Without waiting for the final terms of the new prudential treatment of notional cash pooling, several sponsor bank institutions have decided to position for clear withdrawal of their pooling services, says Solenn Le Lay, associate director at Redbridge.
Without waiting for the final terms of the new prudential treatment of notional cash pooling, several sponsor bank institutions have decided to position for clear withdrawal of their pooling services. Of the various group-level cash pooling solutions, notional cash pooling has always been ranked highly due to the technical aspects of this service, which only the largest banks have mastered. Most major international groups in Europe use multi-currency notional cash pooling to optimize their cash management. By relying not on transfers, but on netting of the different balances in the targeted accounts, this solution reduces foreign exchange hedging transactions and offsets the debit interest in a borrowing currency by credit interest from another cash-rich currency.
The technique of consolidating interest levels, which is another term for notional cash pooling, is threatened by the implementation of the new Basel III prudential banking sector rules. In short, the new regulation requires banks to mobilize sufficient equity to cover any debit positions in each currency and now prohibits them from offsetting positions between different currencies over long periods of time. Thus, Basel III disrupts the economic equilibrium of the structure’s operation.

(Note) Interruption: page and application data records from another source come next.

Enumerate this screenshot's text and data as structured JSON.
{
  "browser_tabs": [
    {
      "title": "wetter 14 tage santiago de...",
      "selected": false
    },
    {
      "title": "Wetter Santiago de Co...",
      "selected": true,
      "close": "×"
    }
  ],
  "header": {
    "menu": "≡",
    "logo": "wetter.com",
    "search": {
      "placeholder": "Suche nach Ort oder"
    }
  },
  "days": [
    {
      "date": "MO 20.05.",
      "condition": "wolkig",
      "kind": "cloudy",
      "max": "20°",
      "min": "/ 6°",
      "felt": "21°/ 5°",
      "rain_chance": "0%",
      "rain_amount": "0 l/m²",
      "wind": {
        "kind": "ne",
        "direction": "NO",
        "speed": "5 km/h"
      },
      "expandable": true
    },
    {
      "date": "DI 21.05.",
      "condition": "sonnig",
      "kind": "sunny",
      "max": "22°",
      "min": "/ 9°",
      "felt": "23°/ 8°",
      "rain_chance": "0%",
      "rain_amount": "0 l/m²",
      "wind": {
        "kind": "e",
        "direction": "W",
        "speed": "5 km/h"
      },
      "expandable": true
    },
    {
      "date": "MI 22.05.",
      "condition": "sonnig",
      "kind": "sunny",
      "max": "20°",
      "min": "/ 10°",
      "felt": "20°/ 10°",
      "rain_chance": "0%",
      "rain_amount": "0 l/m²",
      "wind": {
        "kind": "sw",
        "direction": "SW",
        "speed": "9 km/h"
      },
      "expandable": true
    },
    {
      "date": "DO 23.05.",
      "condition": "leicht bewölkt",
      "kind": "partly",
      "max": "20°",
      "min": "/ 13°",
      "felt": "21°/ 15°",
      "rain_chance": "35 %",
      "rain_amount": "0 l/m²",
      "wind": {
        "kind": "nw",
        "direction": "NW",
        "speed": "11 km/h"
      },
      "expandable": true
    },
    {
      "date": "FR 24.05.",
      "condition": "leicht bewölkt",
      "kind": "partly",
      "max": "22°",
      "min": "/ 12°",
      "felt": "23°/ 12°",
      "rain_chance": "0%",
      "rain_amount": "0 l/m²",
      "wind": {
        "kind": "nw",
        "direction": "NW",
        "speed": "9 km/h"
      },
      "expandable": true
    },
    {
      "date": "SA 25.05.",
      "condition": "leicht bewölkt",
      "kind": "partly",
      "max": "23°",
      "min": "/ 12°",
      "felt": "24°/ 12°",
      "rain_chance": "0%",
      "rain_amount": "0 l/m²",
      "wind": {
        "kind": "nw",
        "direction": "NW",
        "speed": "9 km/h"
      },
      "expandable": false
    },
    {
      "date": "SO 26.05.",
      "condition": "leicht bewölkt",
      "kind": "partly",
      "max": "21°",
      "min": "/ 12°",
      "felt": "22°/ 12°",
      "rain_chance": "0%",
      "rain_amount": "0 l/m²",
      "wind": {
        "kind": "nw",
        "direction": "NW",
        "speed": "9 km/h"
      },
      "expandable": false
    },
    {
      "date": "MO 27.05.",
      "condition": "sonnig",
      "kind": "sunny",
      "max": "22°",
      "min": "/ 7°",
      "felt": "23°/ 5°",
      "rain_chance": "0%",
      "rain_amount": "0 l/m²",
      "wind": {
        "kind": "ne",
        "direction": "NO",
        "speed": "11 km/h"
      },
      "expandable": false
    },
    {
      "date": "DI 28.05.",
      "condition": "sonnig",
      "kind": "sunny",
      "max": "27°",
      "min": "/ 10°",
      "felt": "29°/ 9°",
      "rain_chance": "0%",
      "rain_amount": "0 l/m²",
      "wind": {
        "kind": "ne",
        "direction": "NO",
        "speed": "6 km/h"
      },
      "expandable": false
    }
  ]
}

The Basel Committee responsible for banking oversight has still yet to decide, after having submitted new rules for comments by banks between April and July 2016. Even without waiting for publication of the final terms of the prudential and accounting treatments applied to notional cash pooling, several months ago, a number of sponsor banking institutions acknowledged that changes in regulation are causing them to withdraw from their service offer. Banks now reserve this service only for selected clients. In contrast, other banking establishments have decided to continue working with corporates, while at the same time requiring fairly stringent counterparties for the treasury unit.
Some banks are requesting a zeroing out of the main accounts for each currency each quarter, on a fixed or variable date, sometimes subject to penalties. Other institutions have set limits on cumulative daily debit positions. Still others require a pledge on the total of credit positions in addition to cross guarantees or guarantees from the parent company.
US banking institutions offering notional cash pooling solutions based in London or outside Europe are not subject to these Basel III constraints, but Brexit-related uncertainties means that companies run the risk of adopting short-term solutions.
The increased mobilization of regulatory capital related to the functioning of notional cash pooling drives discussions between companies and their banks to pricing and conditions of the service. Not surprisingly, interest rates on credit and debit balances are evolving unfavorably for treasurers. Combined with the change in short-term rates in the euro zone, rates of return may sometimes be negative or set at zero. Moreover, while several banks have changed their interest accounting methods, not all of them have extended the new treatment to their clients! It is therefore still possible for treasurers to negotiate.
Accurate knowledge of the treasury cycles of each account included within the scope of pooling is crucial for assessing the additional cost to the bank of operating cash pooling, as a result of the application of the new prudential rules. It is also on this basis that candidates for notional cash pooling must engage in discussions with the various service providers, in order to prevent a multi-currency pooling structure with seemingly undeniable benefits from becoming a costly and restrictive solution for the company after it is implemented.